Saved data entries:
______________________________
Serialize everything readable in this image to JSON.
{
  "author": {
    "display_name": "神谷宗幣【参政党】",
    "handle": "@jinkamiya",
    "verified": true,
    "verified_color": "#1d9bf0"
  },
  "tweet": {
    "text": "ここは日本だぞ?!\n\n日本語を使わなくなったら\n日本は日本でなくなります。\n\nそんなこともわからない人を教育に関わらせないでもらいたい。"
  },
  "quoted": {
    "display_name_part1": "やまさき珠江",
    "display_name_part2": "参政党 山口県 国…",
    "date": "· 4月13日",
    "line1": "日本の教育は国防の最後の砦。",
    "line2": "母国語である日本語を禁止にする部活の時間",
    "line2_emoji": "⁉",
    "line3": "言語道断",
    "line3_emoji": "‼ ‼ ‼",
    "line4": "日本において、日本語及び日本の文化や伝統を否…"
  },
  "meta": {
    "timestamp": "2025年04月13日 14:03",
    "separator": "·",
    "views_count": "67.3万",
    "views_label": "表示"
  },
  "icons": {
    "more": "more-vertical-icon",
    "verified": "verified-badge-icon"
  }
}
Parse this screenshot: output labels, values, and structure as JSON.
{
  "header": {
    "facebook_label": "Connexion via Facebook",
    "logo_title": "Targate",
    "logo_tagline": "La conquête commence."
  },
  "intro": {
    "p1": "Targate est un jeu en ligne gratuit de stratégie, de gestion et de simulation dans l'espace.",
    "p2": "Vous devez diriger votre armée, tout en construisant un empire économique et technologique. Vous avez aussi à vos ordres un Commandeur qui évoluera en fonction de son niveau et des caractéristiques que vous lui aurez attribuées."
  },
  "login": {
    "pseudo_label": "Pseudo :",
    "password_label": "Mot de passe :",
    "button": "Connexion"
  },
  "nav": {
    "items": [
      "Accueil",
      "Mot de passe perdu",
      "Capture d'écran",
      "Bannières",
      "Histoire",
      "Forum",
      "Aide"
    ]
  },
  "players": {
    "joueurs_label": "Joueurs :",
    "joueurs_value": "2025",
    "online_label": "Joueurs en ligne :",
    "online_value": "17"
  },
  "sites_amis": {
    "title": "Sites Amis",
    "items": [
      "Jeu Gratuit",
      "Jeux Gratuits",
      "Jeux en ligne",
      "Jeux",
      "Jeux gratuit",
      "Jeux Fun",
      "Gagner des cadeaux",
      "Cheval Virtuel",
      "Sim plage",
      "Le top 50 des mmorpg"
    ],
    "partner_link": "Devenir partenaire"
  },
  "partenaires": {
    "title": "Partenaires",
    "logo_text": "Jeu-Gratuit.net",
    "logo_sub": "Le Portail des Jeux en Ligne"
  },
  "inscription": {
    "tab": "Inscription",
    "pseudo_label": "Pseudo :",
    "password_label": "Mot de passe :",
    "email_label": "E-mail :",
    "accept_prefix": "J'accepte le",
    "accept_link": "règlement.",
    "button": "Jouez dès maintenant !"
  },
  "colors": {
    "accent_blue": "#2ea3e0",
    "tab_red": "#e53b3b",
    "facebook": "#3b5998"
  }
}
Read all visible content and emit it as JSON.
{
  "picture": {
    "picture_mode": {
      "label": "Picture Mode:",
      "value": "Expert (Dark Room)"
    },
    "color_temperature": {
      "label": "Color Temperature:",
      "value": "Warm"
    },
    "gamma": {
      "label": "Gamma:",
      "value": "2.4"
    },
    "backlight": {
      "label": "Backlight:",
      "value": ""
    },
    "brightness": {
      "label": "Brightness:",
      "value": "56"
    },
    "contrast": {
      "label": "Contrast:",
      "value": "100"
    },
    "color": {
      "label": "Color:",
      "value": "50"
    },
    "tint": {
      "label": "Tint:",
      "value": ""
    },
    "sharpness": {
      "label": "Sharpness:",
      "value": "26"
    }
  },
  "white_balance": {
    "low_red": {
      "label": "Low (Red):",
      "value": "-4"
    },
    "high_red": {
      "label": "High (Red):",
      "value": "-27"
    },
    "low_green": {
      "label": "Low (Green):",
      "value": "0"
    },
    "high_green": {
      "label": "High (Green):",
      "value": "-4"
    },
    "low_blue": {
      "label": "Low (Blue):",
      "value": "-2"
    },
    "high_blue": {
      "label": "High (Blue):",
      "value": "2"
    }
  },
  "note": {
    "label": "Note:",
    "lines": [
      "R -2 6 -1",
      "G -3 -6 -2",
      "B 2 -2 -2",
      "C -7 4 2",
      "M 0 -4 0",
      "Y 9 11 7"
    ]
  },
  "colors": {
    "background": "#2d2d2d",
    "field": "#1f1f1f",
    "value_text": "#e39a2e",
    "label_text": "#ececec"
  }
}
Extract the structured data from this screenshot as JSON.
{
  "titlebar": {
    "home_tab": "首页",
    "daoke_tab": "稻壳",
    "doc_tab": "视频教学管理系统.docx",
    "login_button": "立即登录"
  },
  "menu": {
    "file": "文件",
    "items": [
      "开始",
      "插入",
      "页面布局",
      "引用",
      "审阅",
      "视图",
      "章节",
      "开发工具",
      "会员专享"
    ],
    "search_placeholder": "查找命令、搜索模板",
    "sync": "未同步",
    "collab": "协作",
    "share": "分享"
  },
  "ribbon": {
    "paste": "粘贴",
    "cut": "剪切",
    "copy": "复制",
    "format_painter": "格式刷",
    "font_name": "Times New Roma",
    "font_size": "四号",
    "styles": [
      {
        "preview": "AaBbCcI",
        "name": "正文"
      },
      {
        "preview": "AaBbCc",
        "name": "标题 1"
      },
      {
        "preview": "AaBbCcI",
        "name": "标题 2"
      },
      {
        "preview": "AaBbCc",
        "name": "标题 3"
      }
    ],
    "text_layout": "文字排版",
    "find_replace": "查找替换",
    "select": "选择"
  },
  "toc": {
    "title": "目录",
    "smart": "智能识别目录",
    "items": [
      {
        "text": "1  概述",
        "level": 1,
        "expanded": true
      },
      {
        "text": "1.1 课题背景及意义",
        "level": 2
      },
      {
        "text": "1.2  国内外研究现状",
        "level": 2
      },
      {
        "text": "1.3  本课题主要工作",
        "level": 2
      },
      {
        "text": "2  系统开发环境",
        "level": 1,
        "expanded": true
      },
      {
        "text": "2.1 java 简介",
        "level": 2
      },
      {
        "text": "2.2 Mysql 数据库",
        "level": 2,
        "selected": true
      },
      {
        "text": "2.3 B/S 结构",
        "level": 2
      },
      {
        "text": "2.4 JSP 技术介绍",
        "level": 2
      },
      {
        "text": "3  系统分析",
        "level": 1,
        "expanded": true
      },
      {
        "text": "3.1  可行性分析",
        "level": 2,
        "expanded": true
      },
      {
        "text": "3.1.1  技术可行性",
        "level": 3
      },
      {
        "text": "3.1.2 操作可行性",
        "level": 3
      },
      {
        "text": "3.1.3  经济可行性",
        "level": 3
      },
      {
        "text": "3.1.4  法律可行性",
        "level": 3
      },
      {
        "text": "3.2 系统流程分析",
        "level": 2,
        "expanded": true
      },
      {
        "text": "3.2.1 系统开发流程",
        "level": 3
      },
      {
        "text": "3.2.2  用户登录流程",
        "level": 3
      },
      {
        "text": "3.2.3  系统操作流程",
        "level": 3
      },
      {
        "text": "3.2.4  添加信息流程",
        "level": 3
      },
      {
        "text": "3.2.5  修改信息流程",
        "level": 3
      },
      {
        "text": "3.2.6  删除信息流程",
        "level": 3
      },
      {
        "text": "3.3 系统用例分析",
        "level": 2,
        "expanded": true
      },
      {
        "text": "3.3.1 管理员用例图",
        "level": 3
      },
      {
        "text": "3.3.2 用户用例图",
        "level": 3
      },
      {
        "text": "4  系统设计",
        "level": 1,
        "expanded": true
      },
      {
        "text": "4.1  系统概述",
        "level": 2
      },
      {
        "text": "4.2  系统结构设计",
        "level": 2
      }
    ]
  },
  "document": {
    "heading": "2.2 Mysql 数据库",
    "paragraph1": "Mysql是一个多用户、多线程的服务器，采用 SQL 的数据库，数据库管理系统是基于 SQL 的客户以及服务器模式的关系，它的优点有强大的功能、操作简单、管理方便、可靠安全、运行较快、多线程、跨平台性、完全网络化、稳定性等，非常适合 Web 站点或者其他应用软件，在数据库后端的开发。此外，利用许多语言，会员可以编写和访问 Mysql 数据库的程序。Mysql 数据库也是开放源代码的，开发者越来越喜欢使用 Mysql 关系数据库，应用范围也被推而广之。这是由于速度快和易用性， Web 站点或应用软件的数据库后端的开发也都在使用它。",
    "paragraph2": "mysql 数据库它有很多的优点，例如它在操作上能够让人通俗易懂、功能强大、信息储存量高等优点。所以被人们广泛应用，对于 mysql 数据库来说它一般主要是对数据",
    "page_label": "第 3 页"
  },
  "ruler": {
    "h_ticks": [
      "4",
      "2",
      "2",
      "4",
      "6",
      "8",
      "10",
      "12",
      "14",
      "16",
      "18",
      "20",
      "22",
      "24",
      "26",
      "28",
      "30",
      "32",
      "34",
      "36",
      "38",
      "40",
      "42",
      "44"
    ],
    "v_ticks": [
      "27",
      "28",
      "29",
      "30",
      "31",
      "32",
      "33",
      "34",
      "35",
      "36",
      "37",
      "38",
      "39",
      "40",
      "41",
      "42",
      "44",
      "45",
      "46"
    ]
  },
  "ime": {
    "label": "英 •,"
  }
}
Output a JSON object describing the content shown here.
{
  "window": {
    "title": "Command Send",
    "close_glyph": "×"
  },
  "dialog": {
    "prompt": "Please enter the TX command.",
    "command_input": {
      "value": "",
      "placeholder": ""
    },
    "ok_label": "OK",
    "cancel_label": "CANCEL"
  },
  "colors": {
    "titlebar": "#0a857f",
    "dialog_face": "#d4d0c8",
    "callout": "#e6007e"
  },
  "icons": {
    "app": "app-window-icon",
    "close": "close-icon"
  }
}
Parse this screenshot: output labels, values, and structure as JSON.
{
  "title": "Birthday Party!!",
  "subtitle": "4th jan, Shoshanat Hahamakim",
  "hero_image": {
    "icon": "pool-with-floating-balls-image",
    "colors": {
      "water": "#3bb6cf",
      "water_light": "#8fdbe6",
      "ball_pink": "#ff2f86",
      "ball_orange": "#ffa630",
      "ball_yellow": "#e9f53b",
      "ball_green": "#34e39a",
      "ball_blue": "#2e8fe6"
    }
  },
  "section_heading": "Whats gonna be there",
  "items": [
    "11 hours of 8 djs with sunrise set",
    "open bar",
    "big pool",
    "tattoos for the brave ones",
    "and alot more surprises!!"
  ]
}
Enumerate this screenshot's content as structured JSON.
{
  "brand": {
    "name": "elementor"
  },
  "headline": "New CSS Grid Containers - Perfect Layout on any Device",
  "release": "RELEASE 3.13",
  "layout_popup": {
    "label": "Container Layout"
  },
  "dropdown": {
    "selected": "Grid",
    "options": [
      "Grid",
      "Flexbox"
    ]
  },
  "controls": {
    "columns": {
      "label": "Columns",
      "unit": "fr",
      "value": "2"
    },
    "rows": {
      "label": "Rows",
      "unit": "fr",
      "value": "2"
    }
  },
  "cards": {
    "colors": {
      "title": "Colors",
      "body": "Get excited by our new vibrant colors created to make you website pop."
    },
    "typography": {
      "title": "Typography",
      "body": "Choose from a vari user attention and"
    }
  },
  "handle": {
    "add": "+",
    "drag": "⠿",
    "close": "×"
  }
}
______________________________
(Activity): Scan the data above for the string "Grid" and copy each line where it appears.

(Answer to this exercise):
  "headline": "New CSS Grid Containers - Perfect Layout on any Device",
    "selected": "Grid",
      "Grid",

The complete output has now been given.